_Extracted material_
┄┄┄┄┄┄┄┄┄┄

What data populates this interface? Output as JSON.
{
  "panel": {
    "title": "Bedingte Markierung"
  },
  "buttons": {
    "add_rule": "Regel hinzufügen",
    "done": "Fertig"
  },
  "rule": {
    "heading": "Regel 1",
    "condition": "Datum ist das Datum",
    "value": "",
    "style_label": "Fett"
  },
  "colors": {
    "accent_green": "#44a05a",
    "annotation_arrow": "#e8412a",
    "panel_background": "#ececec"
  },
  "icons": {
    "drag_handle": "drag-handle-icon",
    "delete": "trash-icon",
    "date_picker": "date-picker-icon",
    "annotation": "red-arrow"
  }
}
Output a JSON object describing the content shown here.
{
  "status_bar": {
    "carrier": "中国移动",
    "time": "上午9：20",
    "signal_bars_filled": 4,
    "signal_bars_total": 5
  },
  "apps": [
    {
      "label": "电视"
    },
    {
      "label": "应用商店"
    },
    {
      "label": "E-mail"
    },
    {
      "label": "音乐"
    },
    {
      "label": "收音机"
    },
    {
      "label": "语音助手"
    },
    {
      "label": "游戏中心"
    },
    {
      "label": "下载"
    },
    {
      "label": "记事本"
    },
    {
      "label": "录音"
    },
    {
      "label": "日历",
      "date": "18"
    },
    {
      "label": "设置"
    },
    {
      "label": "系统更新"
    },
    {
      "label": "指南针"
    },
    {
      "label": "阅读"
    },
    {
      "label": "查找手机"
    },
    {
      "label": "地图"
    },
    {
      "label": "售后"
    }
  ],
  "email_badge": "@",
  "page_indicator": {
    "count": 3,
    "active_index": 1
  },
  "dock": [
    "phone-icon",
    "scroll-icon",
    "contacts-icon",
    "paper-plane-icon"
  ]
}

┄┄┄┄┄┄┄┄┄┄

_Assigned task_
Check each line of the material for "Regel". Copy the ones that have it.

_Output_
    "add_rule": "Regel hinzufügen",
    "heading": "Regel 1",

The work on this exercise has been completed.